For one week in July, people tune into the Discovery Channel to learn more about the fierce creatures of the deep.
I wasn't quite ready for Shark Week to end, so I went on a shark fishing trip with three other locals aboard the Shock N' Y'all charter boat in Destin.
I'm not a professional fisherman by any means but I used to fish all the time at the neighborhood pond when I was younger. I've been deep-sea fishing a couple times and one time, when fishing from the Panama City pier, I caught an octopus. So shark fishing just seemed like a logical next step.
Both fascinating and terrifying, sharks are one of the the most popular fish.
"The blue marlin is considered the ultimate prize to a fisherman, but people could come to the docks and would step right over a thousand-pound marlin just to see a 3-pound shark, " said Vinni Garcia, a deckhand on the Shock N' Y'all.
As dolphins jumped in the wake, the boat motored out at 5:30 in the morning. We made our way to our destination a mile-and-a-half offshore, a place the deckhand referred to as "shark alley." He doesn't know what draws so many sharks to that area, but said he sees more sharks there than anywhere else.
Garcia began chumming the water. Chum is bait consisting of fish parts and blood that is used to attract sharks and other fish. In addition to the loose chum, Garcia used a "chum popsicle" — which is exactly what it sounds like: frozen chum.
"Even sharks like a nice cool treat during the summer," said Garcia.
Using large fish and stingrays as bait, we cast out three separate lines from the back of the boat and waited for a bite. To pass the time, we started fishing off the side of the boat and caught everything from tiny bait fish to triggerfish and snapper.
I didn't hear the theme song from "Jaws," but after about an hour we finally hooked a shark. With the help of Garcia, passenger Steven Lipscomb started reeling in the shark. I watched as the pole bent under the weight of the sea monster, afraid it might snap at any moment.
I traded positions with Lipscomb after a few minutes and I found myself on the end of a line connected to a 100-pound killing machine. Garcia helped hold the pole as I reeled in the line. It felt like I was pulling in an elephant, except this elephant had hundreds of teeth and was fighting my every move. It reminded me that I definitely needed to start lifting weights again.

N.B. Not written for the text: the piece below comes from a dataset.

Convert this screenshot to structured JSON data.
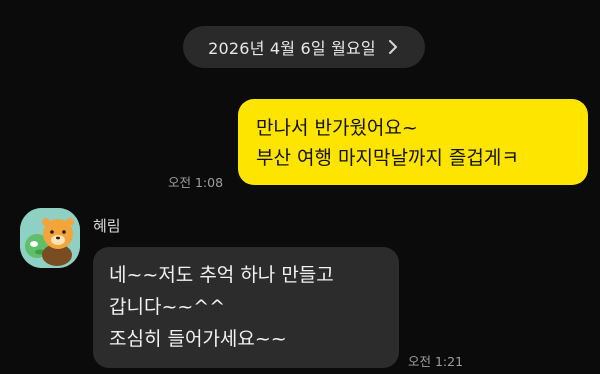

It was a matter of minutes before my arms became sore and I handed the pole off to another passenger, Bronwynn Toomes. With the help of Garcia, she was able to finally reel the shark in. Once the shark surfaced, Garcia said it was a sandbar shark and estimated it to be about 6 or 7 feet long and almost 100 pounds.
Garcia pulled it up to the side of the boat and we were able to take pictures and touch it. The shark was relatively calm as I ran my hand down its back and over its dorsal fin. It felt like pure muscle covered in slippery sandpaper. Garcia released the shark and it was gone in the blink of an eye.
Garcia said they never keep the sharks and always release them after they're caught.
"People just want to see sharks up close and that's what we do," Garcia said. "But there's no reason to keep them and some of them, like tiger sharks and hammerheads, are protected and can't be kept."
We attempted to hook another shark, but I think our first shark warned his friends about us. After 90 minutes, we headed back to the dock.
I left the docks sweaty, reeking of fish and sore but with a greater respect for the ocean and its predators. Who needs a shark week when you have Destin?
To learn more about shark fishing or to book a fishing trip, visit the Shock N' Y'all's website at vixenfishing.com/shark or call 259-0485.